--- Extracted entries ---

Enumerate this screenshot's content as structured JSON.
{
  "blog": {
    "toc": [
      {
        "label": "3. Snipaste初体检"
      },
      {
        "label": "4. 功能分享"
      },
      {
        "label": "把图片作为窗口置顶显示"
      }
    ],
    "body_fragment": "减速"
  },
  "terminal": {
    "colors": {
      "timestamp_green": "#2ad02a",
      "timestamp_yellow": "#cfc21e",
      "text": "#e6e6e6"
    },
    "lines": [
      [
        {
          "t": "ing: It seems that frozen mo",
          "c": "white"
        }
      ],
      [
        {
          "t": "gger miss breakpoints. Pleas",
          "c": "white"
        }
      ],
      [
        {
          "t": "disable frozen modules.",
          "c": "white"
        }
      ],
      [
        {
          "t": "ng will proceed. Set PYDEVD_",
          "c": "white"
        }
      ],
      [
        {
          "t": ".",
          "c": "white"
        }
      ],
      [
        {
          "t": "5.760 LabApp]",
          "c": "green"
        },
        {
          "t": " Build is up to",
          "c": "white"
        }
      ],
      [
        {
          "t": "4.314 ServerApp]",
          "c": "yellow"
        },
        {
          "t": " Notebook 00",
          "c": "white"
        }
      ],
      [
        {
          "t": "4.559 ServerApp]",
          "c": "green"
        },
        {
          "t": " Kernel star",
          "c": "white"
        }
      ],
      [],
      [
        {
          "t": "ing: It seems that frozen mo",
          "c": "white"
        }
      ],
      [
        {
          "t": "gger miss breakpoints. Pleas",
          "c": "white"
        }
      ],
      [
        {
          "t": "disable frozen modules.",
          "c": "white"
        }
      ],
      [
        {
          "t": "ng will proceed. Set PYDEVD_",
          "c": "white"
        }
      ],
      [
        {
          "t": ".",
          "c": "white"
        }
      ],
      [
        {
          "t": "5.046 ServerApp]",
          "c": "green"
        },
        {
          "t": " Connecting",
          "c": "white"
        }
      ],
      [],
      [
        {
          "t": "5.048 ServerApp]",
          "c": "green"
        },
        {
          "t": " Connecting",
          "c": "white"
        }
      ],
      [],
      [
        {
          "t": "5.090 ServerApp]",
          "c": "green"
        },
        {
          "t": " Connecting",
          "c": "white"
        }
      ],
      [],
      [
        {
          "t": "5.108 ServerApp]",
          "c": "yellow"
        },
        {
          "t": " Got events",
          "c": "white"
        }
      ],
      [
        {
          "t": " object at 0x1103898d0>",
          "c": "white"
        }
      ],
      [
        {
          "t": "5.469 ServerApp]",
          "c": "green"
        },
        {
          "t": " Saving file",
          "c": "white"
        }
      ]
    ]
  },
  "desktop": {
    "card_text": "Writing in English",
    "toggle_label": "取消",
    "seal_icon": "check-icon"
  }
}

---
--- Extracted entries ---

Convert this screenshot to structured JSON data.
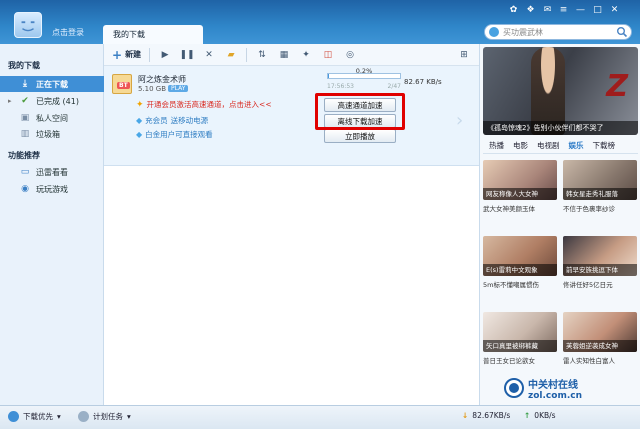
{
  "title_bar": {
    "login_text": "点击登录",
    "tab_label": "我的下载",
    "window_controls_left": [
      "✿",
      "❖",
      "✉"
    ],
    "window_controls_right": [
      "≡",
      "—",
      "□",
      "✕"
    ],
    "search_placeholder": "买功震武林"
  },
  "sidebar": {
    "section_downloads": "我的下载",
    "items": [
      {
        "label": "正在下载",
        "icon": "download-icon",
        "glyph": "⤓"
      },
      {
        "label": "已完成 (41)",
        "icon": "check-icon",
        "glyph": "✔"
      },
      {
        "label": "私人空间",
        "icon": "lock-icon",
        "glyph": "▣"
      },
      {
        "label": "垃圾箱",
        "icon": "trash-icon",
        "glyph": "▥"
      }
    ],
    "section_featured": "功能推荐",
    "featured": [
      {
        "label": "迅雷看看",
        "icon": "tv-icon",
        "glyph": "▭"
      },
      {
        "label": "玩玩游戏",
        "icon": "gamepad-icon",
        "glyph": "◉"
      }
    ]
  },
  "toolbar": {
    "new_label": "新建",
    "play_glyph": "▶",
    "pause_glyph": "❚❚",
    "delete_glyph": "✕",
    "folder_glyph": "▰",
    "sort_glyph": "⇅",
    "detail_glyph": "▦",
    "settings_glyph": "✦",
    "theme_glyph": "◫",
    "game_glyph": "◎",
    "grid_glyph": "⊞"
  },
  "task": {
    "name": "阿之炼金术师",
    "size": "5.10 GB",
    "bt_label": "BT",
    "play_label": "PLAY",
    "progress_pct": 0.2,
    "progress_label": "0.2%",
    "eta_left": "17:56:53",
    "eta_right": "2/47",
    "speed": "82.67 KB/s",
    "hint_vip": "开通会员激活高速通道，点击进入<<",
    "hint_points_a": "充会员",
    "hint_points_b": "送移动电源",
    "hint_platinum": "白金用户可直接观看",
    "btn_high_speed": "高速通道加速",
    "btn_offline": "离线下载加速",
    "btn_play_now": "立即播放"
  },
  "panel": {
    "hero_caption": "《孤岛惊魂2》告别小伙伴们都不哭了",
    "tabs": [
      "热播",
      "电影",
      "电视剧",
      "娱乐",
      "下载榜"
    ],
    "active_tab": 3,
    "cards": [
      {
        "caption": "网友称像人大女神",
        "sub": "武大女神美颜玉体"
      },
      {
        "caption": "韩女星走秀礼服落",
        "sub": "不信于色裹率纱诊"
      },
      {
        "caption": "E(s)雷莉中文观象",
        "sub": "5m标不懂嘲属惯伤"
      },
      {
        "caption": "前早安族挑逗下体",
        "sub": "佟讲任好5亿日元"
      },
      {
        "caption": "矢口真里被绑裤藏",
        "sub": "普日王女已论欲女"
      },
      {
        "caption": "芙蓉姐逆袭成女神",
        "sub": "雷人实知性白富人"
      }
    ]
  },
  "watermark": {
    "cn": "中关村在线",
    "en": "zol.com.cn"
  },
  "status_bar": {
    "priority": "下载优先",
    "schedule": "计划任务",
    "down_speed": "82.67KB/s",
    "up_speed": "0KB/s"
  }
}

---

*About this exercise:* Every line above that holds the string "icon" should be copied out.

*Answer for the task:*
    "seal_icon": "check-icon"
        "icon": "download-icon",
        "icon": "check-icon",
        "icon": "lock-icon",
        "icon": "trash-icon",
        "icon": "tv-icon",
        "icon": "gamepad-icon",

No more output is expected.